> **Source records**:
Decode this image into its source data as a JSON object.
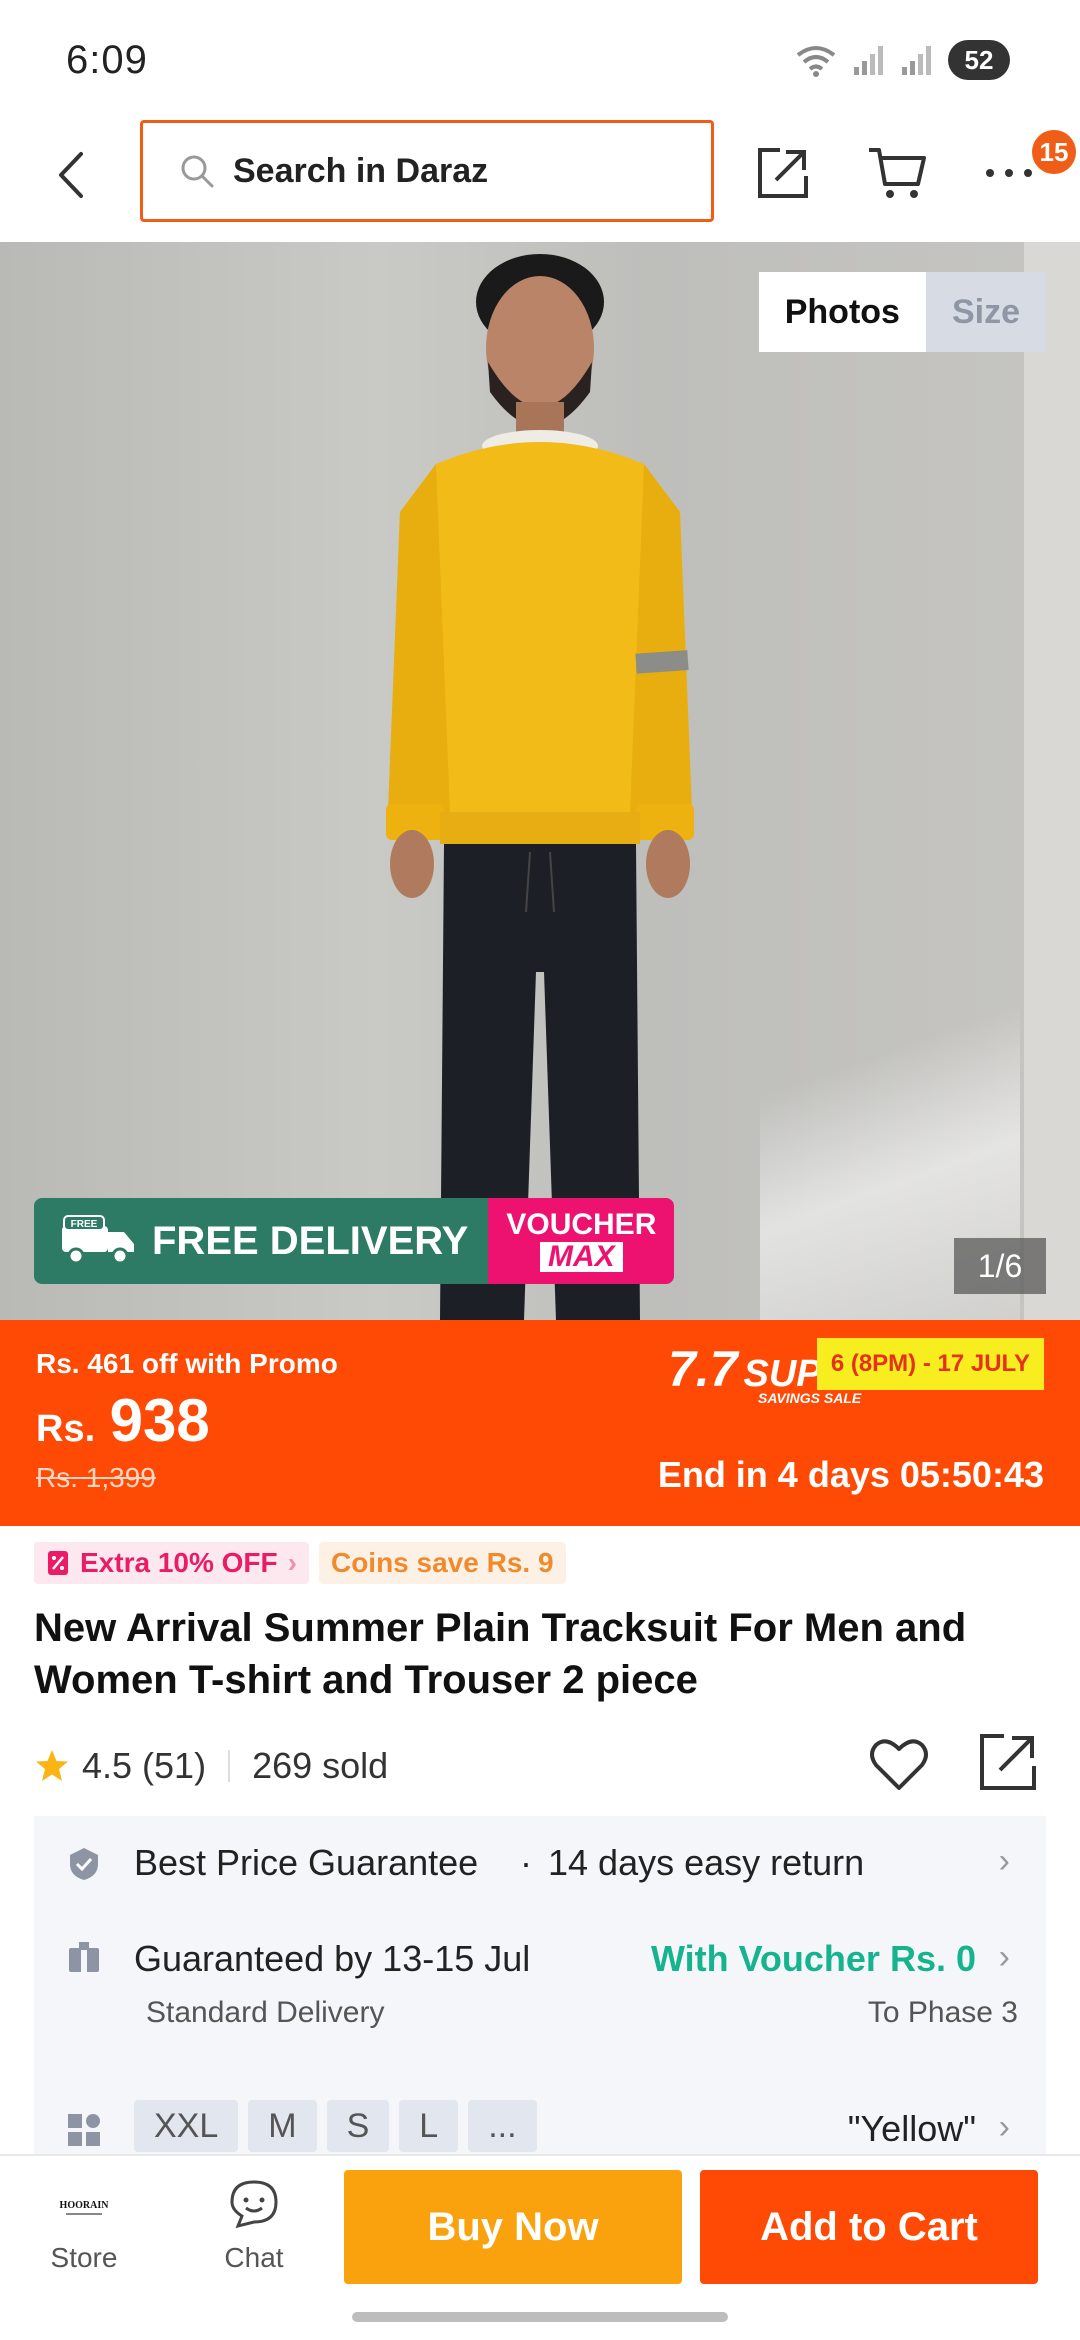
{
  "status_bar": {
    "time": "6:09",
    "battery": "52"
  },
  "header": {
    "search_placeholder": "Search in Daraz",
    "cart_badge": "15"
  },
  "gallery": {
    "tabs": [
      "Photos",
      "Size"
    ],
    "counter": "1/6",
    "free_delivery": {
      "free_tag": "FREE",
      "label": "FREE DELIVERY",
      "voucher_top": "VOUCHER",
      "voucher_bottom": "MAX"
    }
  },
  "price": {
    "promo_text": "Rs. 461 off with Promo",
    "currency": "Rs.",
    "current": "938",
    "original": "Rs. 1,399",
    "sale_logo_big": "7.7",
    "sale_logo_super": "SUPER",
    "sale_logo_sub": "SAVINGS SALE",
    "sale_dates": "6 (8PM) - 17 JULY",
    "countdown": "End in 4 days 05:50:43"
  },
  "tags": {
    "extra_off": "Extra 10% OFF",
    "coins": "Coins save Rs. 9"
  },
  "product": {
    "title": "New Arrival Summer Plain Tracksuit For Men and Women T-shirt and Trouser 2 piece",
    "rating": "4.5",
    "reviews": "(51)",
    "sold": "269 sold"
  },
  "info": {
    "guarantee": "Best Price Guarantee",
    "return": "14 days easy return",
    "delivery_date": "Guaranteed by 13-15 Jul",
    "voucher": "With Voucher Rs. 0",
    "delivery_type": "Standard Delivery",
    "phase": "To Phase 3",
    "sizes": [
      "XXL",
      "M",
      "S",
      "L",
      "..."
    ],
    "selected_color": "\"Yellow\""
  },
  "bottom_bar": {
    "store": "Store",
    "store_logo": "HOORAIN",
    "chat": "Chat",
    "buy_now": "Buy Now",
    "add_to_cart": "Add to Cart"
  },
  "colors": {
    "accent": "#fe4a04",
    "buy_now": "#f9a20d",
    "voucher_green": "#15b38e",
    "delivery_green": "#2d7b64",
    "voucher_pink": "#ee1270"
  }
}
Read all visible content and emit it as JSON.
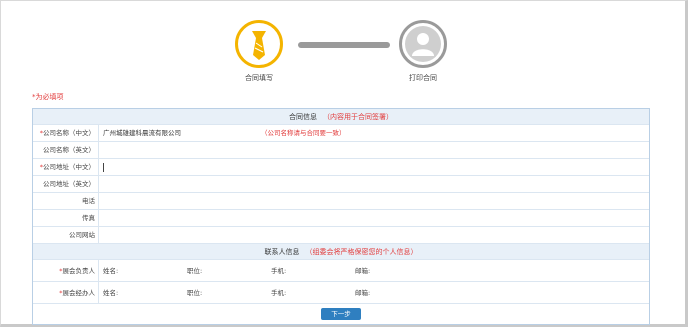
{
  "steps": [
    {
      "label": "合同填写",
      "state": "active",
      "icon": "tie-icon",
      "color": "#f4b400"
    },
    {
      "label": "打印合同",
      "state": "pending",
      "icon": "person-icon",
      "color": "#9a9a9a"
    }
  ],
  "required_note": "*为必填项",
  "contract_section": {
    "title": "合同信息",
    "hint": "（内容用于合同签署）"
  },
  "fields": [
    {
      "label": "公司名称（中文）",
      "required": true,
      "value": "广州城雄建科晨流有限公司",
      "hint": "（公司名称请与合同要一致）"
    },
    {
      "label": "公司名称（英文）",
      "required": false,
      "value": ""
    },
    {
      "label": "公司地址（中文）",
      "required": true,
      "value": ""
    },
    {
      "label": "公司地址（英文）",
      "required": false,
      "value": ""
    },
    {
      "label": "电话",
      "required": false,
      "value": ""
    },
    {
      "label": "传真",
      "required": false,
      "value": ""
    },
    {
      "label": "公司网站",
      "required": false,
      "value": ""
    }
  ],
  "contact_section": {
    "title": "联系人信息",
    "hint": "（组委会将严格保密您的个人信息）"
  },
  "contacts": [
    {
      "label": "展会负责人",
      "required": true,
      "name_label": "姓名:",
      "title_label": "职位:",
      "mobile_label": "手机:",
      "email_label": "邮箱:"
    },
    {
      "label": "展会经办人",
      "required": true,
      "name_label": "姓名:",
      "title_label": "职位:",
      "mobile_label": "手机:",
      "email_label": "邮箱:"
    }
  ],
  "next_button": "下一步",
  "colors": {
    "accent": "#2f7fc0",
    "required": "#e23b3b",
    "step_active": "#f4b400",
    "step_inactive": "#9a9a9a"
  }
}
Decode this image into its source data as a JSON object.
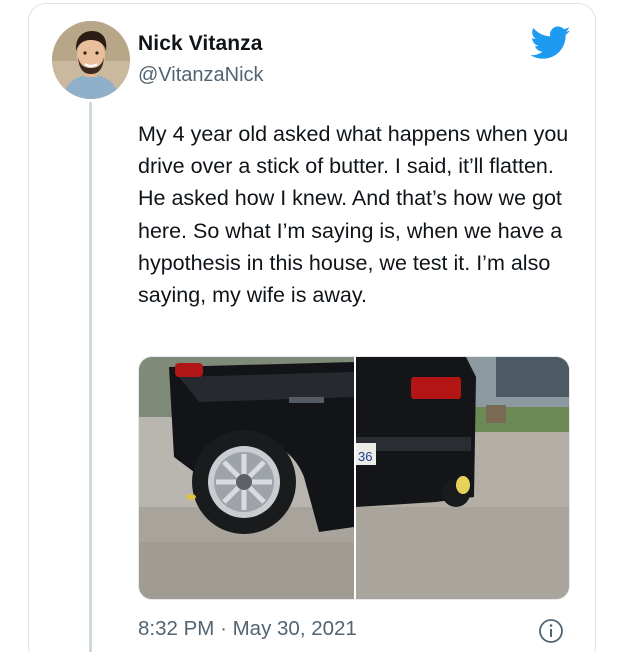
{
  "tweet": {
    "author_name": "Nick Vitanza",
    "author_handle": "@VitanzaNick",
    "text": "My 4 year old asked what happens when you drive over a stick of butter. I said, it’ll flatten. He asked how I knew. And that’s how we got here. So what I’m saying is, when we have a hypothesis in this house, we test it. I’m also saying, my wife is away.",
    "time": "8:32 PM",
    "separator": "·",
    "date": "May 30, 2021"
  },
  "media": {
    "right_plate_text": "36"
  },
  "icons": {
    "brand": "twitter-bird-icon",
    "info": "info-icon"
  },
  "colors": {
    "twitter_blue": "#1d9bf0",
    "muted_text": "#536471",
    "border": "#dfe3e6"
  }
}
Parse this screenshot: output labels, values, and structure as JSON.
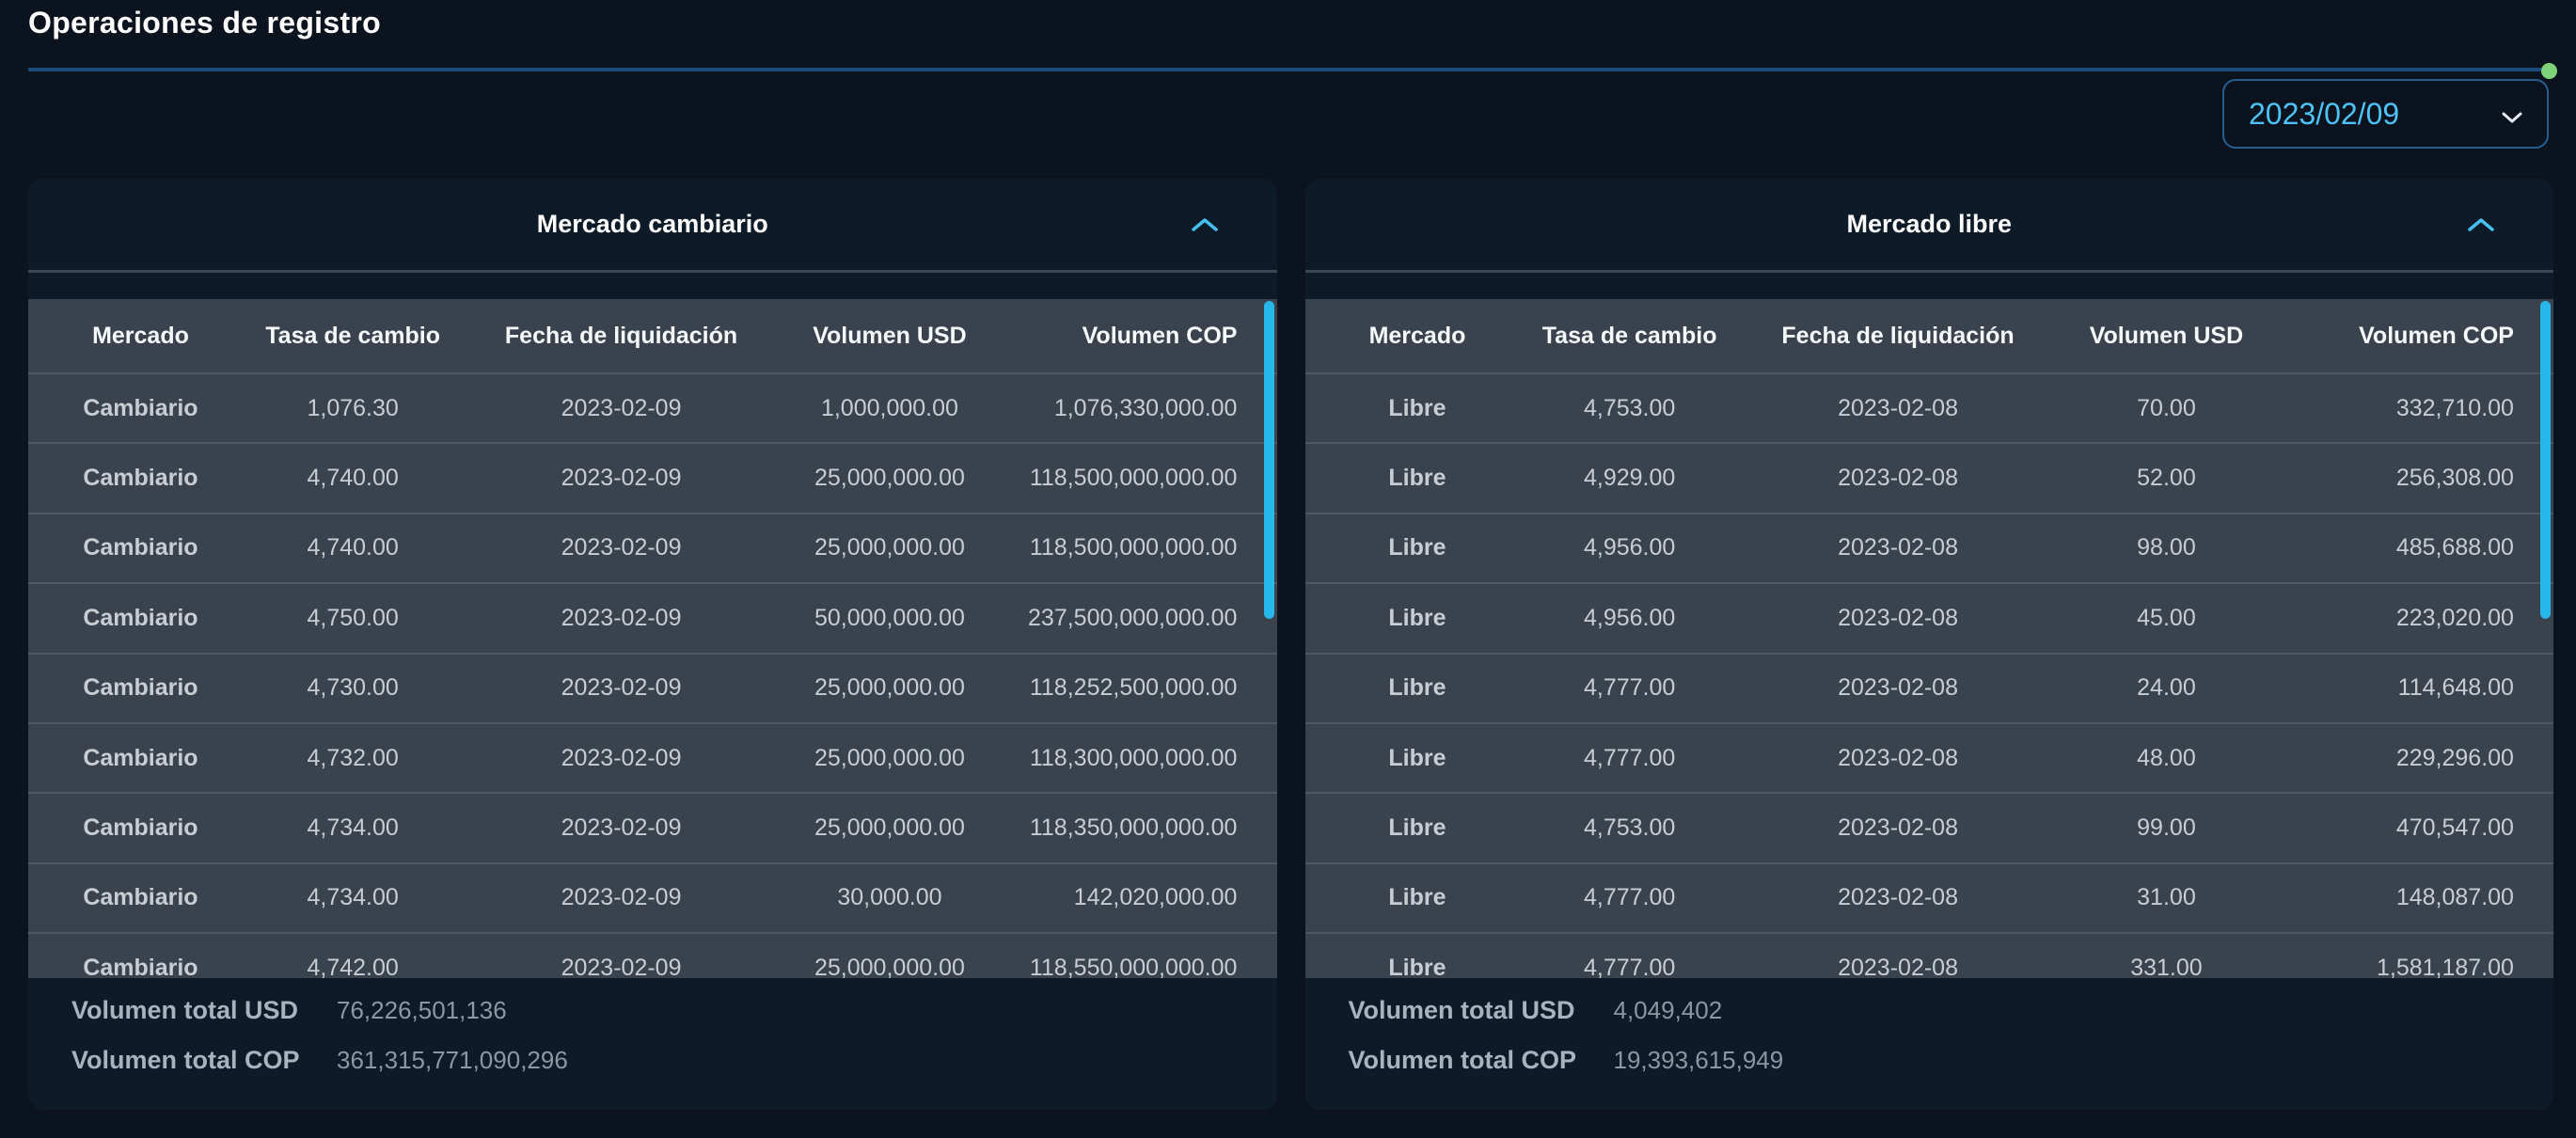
{
  "header": {
    "title": "Operaciones de registro",
    "date_select": {
      "value": "2023/02/09"
    }
  },
  "columns": [
    "Mercado",
    "Tasa de cambio",
    "Fecha de liquidación",
    "Volumen USD",
    "Volumen COP"
  ],
  "cards": [
    {
      "title": "Mercado cambiario",
      "rows": [
        [
          "Cambiario",
          "1,076.30",
          "2023-02-09",
          "1,000,000.00",
          "1,076,330,000.00"
        ],
        [
          "Cambiario",
          "4,740.00",
          "2023-02-09",
          "25,000,000.00",
          "118,500,000,000.00"
        ],
        [
          "Cambiario",
          "4,740.00",
          "2023-02-09",
          "25,000,000.00",
          "118,500,000,000.00"
        ],
        [
          "Cambiario",
          "4,750.00",
          "2023-02-09",
          "50,000,000.00",
          "237,500,000,000.00"
        ],
        [
          "Cambiario",
          "4,730.00",
          "2023-02-09",
          "25,000,000.00",
          "118,252,500,000.00"
        ],
        [
          "Cambiario",
          "4,732.00",
          "2023-02-09",
          "25,000,000.00",
          "118,300,000,000.00"
        ],
        [
          "Cambiario",
          "4,734.00",
          "2023-02-09",
          "25,000,000.00",
          "118,350,000,000.00"
        ],
        [
          "Cambiario",
          "4,734.00",
          "2023-02-09",
          "30,000.00",
          "142,020,000.00"
        ],
        [
          "Cambiario",
          "4,742.00",
          "2023-02-09",
          "25,000,000.00",
          "118,550,000,000.00"
        ]
      ],
      "totals": [
        {
          "label": "Volumen total USD",
          "value": "76,226,501,136"
        },
        {
          "label": "Volumen total COP",
          "value": "361,315,771,090,296"
        }
      ]
    },
    {
      "title": "Mercado libre",
      "rows": [
        [
          "Libre",
          "4,753.00",
          "2023-02-08",
          "70.00",
          "332,710.00"
        ],
        [
          "Libre",
          "4,929.00",
          "2023-02-08",
          "52.00",
          "256,308.00"
        ],
        [
          "Libre",
          "4,956.00",
          "2023-02-08",
          "98.00",
          "485,688.00"
        ],
        [
          "Libre",
          "4,956.00",
          "2023-02-08",
          "45.00",
          "223,020.00"
        ],
        [
          "Libre",
          "4,777.00",
          "2023-02-08",
          "24.00",
          "114,648.00"
        ],
        [
          "Libre",
          "4,777.00",
          "2023-02-08",
          "48.00",
          "229,296.00"
        ],
        [
          "Libre",
          "4,753.00",
          "2023-02-08",
          "99.00",
          "470,547.00"
        ],
        [
          "Libre",
          "4,777.00",
          "2023-02-08",
          "31.00",
          "148,087.00"
        ],
        [
          "Libre",
          "4,777.00",
          "2023-02-08",
          "331.00",
          "1,581,187.00"
        ]
      ],
      "totals": [
        {
          "label": "Volumen total USD",
          "value": "4,049,402"
        },
        {
          "label": "Volumen total COP",
          "value": "19,393,615,949"
        }
      ]
    }
  ],
  "colors": {
    "page_bg": "#0a131e",
    "card_bg": "#0d1b29",
    "row_bg": "#39424d",
    "scrollbar_cyan": "#28b7ea",
    "chevron_blue": "#46c0f0",
    "date_text_blue": "#4ec2f5",
    "date_border_blue": "#275e92",
    "underline_blue": "#1b4c7c",
    "status_green": "#7ed37a"
  }
}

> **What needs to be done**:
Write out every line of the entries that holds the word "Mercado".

> **Answer to this problem**:
    "Mercado",
      "title": "Mercado cambiario",
      "title": "Mercado libre",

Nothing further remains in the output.